JS is EVENT DRIVEN, not having access to the event object would be racing in F1 with your bike: you can see the race (cars === events) flying by, but you can't get to them... (sorry for the dreadful analogy, but you get the point).
To increase/enable more interactivity, you have to know what the client does, so you can respond accordingly. If the user clicks, you might want to know where on the page he clicked, for example. All this and more can be found in the event object. Not having that, is like going to war, unarmed, blindfolded with your hand tied behind your back.
Think about it: you wouldn't ask the same question in any other programming language where events are crucial (like C++, C#, Java, ActionScript...), anything that gets its input directly from the user, really.
Well, both answers (AlphaMale and chiborg) have told you what the event object is for. The line

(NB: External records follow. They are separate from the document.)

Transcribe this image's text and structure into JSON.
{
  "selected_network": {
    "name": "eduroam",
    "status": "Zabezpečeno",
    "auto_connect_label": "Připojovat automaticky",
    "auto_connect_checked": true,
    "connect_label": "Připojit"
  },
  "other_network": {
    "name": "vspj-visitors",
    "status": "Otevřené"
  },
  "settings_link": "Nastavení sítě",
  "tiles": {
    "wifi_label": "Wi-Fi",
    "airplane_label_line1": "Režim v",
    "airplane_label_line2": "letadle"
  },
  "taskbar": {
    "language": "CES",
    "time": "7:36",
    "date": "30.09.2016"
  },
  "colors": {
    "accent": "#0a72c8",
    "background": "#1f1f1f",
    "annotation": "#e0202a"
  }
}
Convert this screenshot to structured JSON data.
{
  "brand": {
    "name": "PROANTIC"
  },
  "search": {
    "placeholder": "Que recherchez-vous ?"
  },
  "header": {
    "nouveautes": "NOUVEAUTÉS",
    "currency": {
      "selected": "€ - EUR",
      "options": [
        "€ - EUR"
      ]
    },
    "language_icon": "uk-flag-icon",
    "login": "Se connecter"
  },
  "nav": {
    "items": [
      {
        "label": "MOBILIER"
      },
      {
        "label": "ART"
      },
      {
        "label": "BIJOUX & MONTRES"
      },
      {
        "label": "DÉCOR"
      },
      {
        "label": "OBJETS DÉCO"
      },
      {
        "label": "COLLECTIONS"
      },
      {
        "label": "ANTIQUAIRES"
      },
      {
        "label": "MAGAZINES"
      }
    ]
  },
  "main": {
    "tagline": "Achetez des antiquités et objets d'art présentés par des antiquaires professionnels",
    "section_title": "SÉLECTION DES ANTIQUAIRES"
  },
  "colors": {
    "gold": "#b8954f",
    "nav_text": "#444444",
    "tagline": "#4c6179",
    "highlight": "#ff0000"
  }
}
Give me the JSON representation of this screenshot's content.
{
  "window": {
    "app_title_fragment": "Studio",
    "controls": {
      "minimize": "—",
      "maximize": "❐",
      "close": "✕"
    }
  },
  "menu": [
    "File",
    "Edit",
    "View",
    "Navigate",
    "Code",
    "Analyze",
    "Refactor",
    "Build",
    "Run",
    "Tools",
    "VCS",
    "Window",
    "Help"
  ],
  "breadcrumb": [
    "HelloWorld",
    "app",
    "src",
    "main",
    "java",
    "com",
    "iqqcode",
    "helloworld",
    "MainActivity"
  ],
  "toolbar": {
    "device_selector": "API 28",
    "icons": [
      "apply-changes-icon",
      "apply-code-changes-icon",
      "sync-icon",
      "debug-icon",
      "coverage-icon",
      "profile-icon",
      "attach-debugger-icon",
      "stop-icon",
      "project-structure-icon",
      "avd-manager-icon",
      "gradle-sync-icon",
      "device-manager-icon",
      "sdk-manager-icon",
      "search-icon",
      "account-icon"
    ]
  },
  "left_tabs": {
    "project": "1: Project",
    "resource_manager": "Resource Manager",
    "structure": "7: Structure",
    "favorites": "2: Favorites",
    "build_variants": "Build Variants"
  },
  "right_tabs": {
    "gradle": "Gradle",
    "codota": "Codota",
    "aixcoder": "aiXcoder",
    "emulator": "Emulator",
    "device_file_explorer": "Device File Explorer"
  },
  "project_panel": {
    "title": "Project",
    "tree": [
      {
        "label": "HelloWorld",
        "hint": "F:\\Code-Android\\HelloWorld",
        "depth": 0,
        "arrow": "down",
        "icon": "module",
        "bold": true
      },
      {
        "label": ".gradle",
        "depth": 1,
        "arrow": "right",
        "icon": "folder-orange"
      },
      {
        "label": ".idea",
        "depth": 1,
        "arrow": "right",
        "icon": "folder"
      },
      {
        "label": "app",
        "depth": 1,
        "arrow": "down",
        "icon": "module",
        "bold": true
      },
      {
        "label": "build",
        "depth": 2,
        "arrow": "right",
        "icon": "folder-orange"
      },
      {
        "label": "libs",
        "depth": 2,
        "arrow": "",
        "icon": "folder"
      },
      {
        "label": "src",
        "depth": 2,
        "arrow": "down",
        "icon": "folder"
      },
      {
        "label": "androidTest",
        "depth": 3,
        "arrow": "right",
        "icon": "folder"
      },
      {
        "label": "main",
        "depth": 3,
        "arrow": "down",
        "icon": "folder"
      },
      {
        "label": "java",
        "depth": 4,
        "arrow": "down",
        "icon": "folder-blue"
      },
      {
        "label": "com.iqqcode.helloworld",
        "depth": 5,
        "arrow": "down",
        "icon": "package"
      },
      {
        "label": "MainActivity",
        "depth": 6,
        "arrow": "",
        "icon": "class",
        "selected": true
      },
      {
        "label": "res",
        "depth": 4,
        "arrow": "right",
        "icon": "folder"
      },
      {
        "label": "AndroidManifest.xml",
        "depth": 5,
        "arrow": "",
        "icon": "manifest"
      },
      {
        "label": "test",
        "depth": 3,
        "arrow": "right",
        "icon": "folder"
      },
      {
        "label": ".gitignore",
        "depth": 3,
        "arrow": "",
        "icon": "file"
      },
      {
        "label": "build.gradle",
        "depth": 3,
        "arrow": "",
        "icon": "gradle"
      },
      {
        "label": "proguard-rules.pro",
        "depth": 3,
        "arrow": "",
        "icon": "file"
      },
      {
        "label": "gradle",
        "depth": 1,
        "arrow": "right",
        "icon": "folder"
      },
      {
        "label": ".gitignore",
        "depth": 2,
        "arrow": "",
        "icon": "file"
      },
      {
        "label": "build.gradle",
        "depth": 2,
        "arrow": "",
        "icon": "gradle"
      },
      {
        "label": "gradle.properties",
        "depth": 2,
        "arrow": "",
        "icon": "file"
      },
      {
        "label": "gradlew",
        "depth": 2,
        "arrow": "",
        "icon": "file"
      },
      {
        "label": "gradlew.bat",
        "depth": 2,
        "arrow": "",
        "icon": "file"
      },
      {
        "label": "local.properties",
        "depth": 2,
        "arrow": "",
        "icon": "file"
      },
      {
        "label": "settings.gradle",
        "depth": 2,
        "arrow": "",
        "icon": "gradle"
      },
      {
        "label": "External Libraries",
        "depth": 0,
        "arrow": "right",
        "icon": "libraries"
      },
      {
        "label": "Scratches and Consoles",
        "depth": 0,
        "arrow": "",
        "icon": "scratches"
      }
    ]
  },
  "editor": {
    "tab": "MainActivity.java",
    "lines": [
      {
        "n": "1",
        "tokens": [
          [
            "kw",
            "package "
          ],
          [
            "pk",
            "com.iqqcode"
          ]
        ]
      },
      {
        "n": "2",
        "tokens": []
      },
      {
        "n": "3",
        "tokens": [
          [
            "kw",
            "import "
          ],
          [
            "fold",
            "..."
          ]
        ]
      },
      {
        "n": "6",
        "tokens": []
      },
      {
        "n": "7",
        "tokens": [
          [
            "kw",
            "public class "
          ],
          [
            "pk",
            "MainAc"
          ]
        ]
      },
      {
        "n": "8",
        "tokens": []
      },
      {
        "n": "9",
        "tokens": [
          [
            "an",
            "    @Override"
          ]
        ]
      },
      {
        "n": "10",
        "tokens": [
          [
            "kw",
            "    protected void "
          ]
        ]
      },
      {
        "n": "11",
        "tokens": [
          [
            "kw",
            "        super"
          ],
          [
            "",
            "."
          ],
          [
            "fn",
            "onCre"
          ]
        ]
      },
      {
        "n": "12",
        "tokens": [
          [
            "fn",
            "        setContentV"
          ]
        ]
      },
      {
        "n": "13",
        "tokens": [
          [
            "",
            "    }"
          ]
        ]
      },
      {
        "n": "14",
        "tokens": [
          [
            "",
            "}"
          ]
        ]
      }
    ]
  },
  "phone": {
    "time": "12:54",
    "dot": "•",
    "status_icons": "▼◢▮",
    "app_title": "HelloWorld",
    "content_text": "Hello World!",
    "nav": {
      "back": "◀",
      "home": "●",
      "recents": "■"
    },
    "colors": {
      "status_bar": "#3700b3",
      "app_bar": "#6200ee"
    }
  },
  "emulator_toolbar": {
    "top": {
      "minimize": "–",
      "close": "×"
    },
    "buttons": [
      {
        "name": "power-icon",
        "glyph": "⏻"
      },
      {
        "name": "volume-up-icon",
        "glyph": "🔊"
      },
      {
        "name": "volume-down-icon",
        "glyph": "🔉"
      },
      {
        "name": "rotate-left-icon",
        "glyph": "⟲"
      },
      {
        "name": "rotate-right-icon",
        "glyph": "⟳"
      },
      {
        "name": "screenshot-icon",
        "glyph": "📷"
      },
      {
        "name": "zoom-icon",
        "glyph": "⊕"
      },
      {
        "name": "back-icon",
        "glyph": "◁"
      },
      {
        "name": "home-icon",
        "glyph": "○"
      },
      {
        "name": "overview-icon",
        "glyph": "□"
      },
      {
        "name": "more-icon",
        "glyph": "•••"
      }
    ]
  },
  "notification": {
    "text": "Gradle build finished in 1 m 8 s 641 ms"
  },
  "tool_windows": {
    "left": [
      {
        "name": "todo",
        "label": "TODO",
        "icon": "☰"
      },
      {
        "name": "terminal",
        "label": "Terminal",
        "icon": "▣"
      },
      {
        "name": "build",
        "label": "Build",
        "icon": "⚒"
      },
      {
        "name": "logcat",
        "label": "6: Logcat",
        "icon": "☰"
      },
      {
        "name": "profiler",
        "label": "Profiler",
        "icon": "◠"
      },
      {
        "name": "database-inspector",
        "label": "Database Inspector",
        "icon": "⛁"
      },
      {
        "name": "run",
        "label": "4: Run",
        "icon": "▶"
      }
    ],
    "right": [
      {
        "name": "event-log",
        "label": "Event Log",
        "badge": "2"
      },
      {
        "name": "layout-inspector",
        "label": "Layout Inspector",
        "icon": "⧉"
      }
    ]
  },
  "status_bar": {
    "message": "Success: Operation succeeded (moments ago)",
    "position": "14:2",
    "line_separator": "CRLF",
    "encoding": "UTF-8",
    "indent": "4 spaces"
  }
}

var e= window.event || e; won't work in your case, though because you've got the default operator jumbled up. Try this:
charfield.onkeydown = function (e)//call parameter e, rather then event
e = e || window.event;//no var, as a parameter, it's already declared, won't set a global
var key = e.keyCode || e.which;//another default operator here... thx to IE
//and so on
e.returnValue = false;
e.cancelBubble = true;
So, here's a small list of methods you can (and often will) use on the event object.
e = e || window.event; is the same as
e = e !== undefined ? e : window.event; Since IE doesn't pass the event object to the handler, you'll have to get it yourself (it's a property of the global object, hence
window.). Why this didn't work for you is because you gave the JS engine the choice between
window.event (IE only) and
e, which you were declaring, the actual event object was stored in the
event parameter. You should have written
event = event || window.event;
The second line
var key = e.keyCode || e.which; gets the key code of what key was pressed, again IE and W3C have agreed to disagree on what this property should be called. There is, in fact only 1 property that they've always agreed on:
type. Some more properties here
Lastly, I've invoked a couple of methods that allow you to prevent/block the event. Suppose you're asking for a telephone number and the user starts typing text. Using the any of the
onkey* events you can pick up on this, and use
stopPropagation methods to stop the input from being accepted. (there's a little more to it than that, but I'm not going into that right now).
again most browsers have these methods for that, but IE has a different event model all together read about it at length here And with that comes the different take on stopping an event in its tracks for IE:
cancelBubble properties, the latter being particularly annoying, because you set it to true if you want something not to happen... but that's just my opinion.
There's a lot more you can do with the event parameter, but in a nutshell -again- JS is EVENT DRIVEN, not having access to the event object would leave you crippled...